:: RECORDS FOR THIS EXERCISE ::
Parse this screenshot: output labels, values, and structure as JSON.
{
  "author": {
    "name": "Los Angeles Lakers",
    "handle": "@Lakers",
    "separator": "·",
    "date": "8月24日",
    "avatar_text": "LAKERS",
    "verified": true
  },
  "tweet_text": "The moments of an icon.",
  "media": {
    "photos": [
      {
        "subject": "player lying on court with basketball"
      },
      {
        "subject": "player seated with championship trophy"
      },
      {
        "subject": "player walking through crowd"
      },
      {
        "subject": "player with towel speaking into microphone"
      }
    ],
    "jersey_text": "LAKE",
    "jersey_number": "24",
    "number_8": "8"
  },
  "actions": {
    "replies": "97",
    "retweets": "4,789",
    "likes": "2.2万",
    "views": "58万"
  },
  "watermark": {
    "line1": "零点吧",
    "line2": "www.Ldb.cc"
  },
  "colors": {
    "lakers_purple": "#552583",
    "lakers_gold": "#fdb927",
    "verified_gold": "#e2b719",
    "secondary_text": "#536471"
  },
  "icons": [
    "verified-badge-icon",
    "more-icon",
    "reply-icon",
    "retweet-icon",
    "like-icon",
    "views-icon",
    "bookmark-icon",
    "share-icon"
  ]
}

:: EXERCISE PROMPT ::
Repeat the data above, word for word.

:: ANSWER TO THE EXERCISE ::
Parse this screenshot: output labels, values, and structure as JSON.
{
  "author": {
    "name": "Los Angeles Lakers",
    "handle": "@Lakers",
    "separator": "·",
    "date": "8月24日",
    "avatar_text": "LAKERS",
    "verified": true
  },
  "tweet_text": "The moments of an icon.",
  "media": {
    "photos": [
      {
        "subject": "player lying on court with basketball"
      },
      {
        "subject": "player seated with championship trophy"
      },
      {
        "subject": "player walking through crowd"
      },
      {
        "subject": "player with towel speaking into microphone"
      }
    ],
    "jersey_text": "LAKE",
    "jersey_number": "24",
    "number_8": "8"
  },
  "actions": {
    "replies": "97",
    "retweets": "4,789",
    "likes": "2.2万",
    "views": "58万"
  },
  "watermark": {
    "line1": "零点吧",
    "line2": "www.Ldb.cc"
  },
  "colors": {
    "lakers_purple": "#552583",
    "lakers_gold": "#fdb927",
    "verified_gold": "#e2b719",
    "secondary_text": "#536471"
  },
  "icons": [
    "verified-badge-icon",
    "more-icon",
    "reply-icon",
    "retweet-icon",
    "like-icon",
    "views-icon",
    "bookmark-icon",
    "share-icon"
  ]
}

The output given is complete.